The Pink Door, Pike Place Market's iconic Italian restaurant, famous for its trapeze artists and burlesque shows, just announced a new reservations system. In response to fully booked evenings after their recent remodel, they’re launching a priority reservations option called Club Pink Door. The kicker? It’s locals only, with membership restricted to Seattle, certain areas of the suburbs, and a few nearby islands.
Why would a restaurant in the heart of Seattle’s biggest tourist attraction do such a thing? Because tourists were snapping up all the tables online and owner Jackie Roberts wanted local regulars to be able to get a table. From the press release announcing the program:
“Whether the continued swell of Pink Door patrons is attributed to the recent Pike Place Market expansion with market tourism in full swing, the ease of booking through online reservation platforms such as Open Table, or positive buzz from social media and review sites, one thing is certain: I want to ensure there’s a way to allocate tables for the Seattle residents who have sustained my business early on and helped build this business into its 36-year-old success.”
As the April reopening approached, their press release also notes, Roberts found herself inundated with “a steady stream of ‘favor requests’ from regulars who text her cell phone or send personal emails.” That's a good problem to have, of course, but apparently also enough of a problem to inspire the creation of the restaurant's new club.
Membership is $25 per year, which is enough to cover the cost of printing membership cards and administering the program, and it allows you access to priority bookings up to 24 hours in advance.
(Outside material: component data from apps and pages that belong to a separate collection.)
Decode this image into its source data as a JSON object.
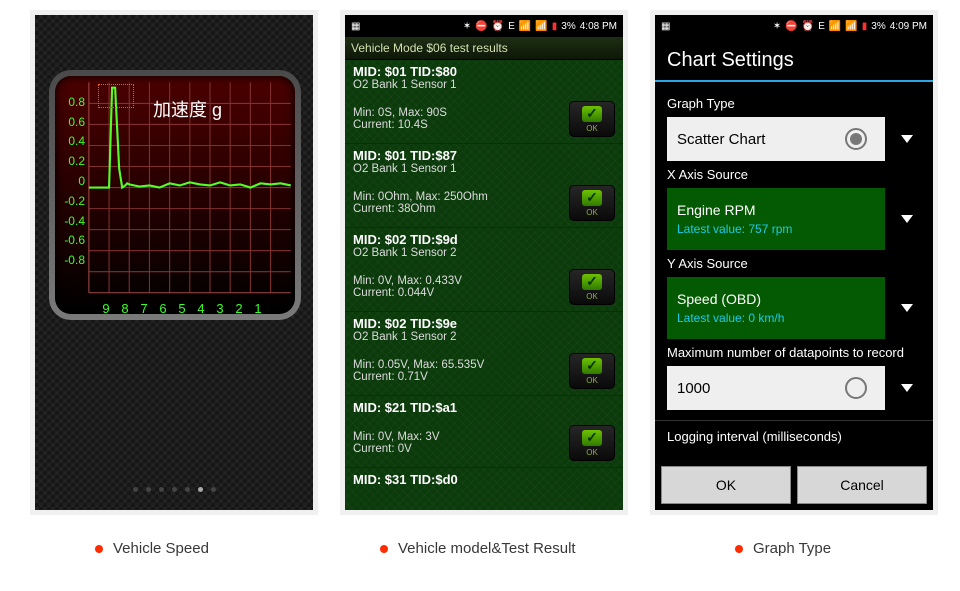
{
  "status": {
    "left": "",
    "icons": [
      "✶",
      "⛔",
      "⏰",
      "E",
      "📶",
      "📶",
      "3%"
    ],
    "time1": "4:08 PM",
    "time2": "4:09 PM"
  },
  "captions": {
    "c1": "Vehicle Speed",
    "c2": "Vehicle model&Test Result",
    "c3": "Graph Type"
  },
  "chart_data": {
    "type": "line",
    "title": "加速度 g",
    "xlabel": "",
    "ylabel": "",
    "xticks": [
      9,
      8,
      7,
      6,
      5,
      4,
      3,
      2,
      1
    ],
    "yticks": [
      0.8,
      0.6,
      0.4,
      0.2,
      0,
      -0.2,
      -0.4,
      -0.6,
      -0.8
    ],
    "xlim": [
      0,
      10
    ],
    "ylim": [
      -1,
      1
    ],
    "x": [
      10,
      9.0,
      8.85,
      8.7,
      8.5,
      8.35,
      8.2,
      8.1,
      8,
      7.5,
      7,
      6.5,
      6,
      5.5,
      5,
      4.5,
      4,
      3.5,
      3,
      2.5,
      2,
      1.5,
      1,
      0.5,
      0
    ],
    "y": [
      0.0,
      0.0,
      0.95,
      0.95,
      0.18,
      0.0,
      0.02,
      0.04,
      0.03,
      0.01,
      0.02,
      0.0,
      0.04,
      0.02,
      0.05,
      0.03,
      0.02,
      0.05,
      0.02,
      0.03,
      0.0,
      0.04,
      0.03,
      0.04,
      0.02
    ]
  },
  "mode06": {
    "header": "Vehicle Mode $06 test results",
    "ok_label": "OK",
    "items": [
      {
        "title": "MID: $01 TID:$80",
        "sensor": "O2 Bank 1 Sensor 1",
        "detail": "Min: 0S, Max: 90S\nCurrent: 10.4S"
      },
      {
        "title": "MID: $01 TID:$87",
        "sensor": "O2 Bank 1 Sensor 1",
        "detail": "Min: 0Ohm, Max: 250Ohm\nCurrent: 38Ohm"
      },
      {
        "title": "MID: $02 TID:$9d",
        "sensor": "O2 Bank 1 Sensor 2",
        "detail": "Min: 0V, Max: 0.433V\nCurrent: 0.044V"
      },
      {
        "title": "MID: $02 TID:$9e",
        "sensor": "O2 Bank 1 Sensor 2",
        "detail": "Min: 0.05V, Max: 65.535V\nCurrent: 0.71V"
      },
      {
        "title": "MID: $21 TID:$a1",
        "sensor": "",
        "detail": "Min: 0V, Max: 3V\nCurrent: 0V"
      },
      {
        "title": "MID: $31 TID:$d0",
        "sensor": "",
        "detail": ""
      }
    ]
  },
  "settings": {
    "title": "Chart Settings",
    "graphTypeLabel": "Graph Type",
    "graphType": "Scatter Chart",
    "xLabel": "X Axis Source",
    "xSource": "Engine RPM",
    "xLatest": "Latest value: 757 rpm",
    "yLabel": "Y Axis Source",
    "ySource": "Speed (OBD)",
    "yLatest": "Latest value: 0 km/h",
    "maxLabel": "Maximum number of datapoints to record",
    "maxValue": "1000",
    "intervalLabel": "Logging interval (milliseconds)",
    "ok": "OK",
    "cancel": "Cancel"
  }
}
The rules of use are fairly strict: The fee is non-refundable, the membership is non-transferrable, you have to show up in the flesh with your photo ID, and if you no-show—even once—you’re out of the club. The number of available memberships is described as “very limited.”
Also limited? The zip codes allowed in. Heidi Witherspoon, the Pink Door’s publicist, said that Roberts specifically excluded certain zip codes —“something about eating too much free bread and not being the Olive Garden,” in Witherspoon’s words—which is delightfully salty. Sadly, when reached for comment, Roberts wouldn't say which.
If you love trapeze with your treviso, and live in a zip code that respects the free bread, you can sign up at their website.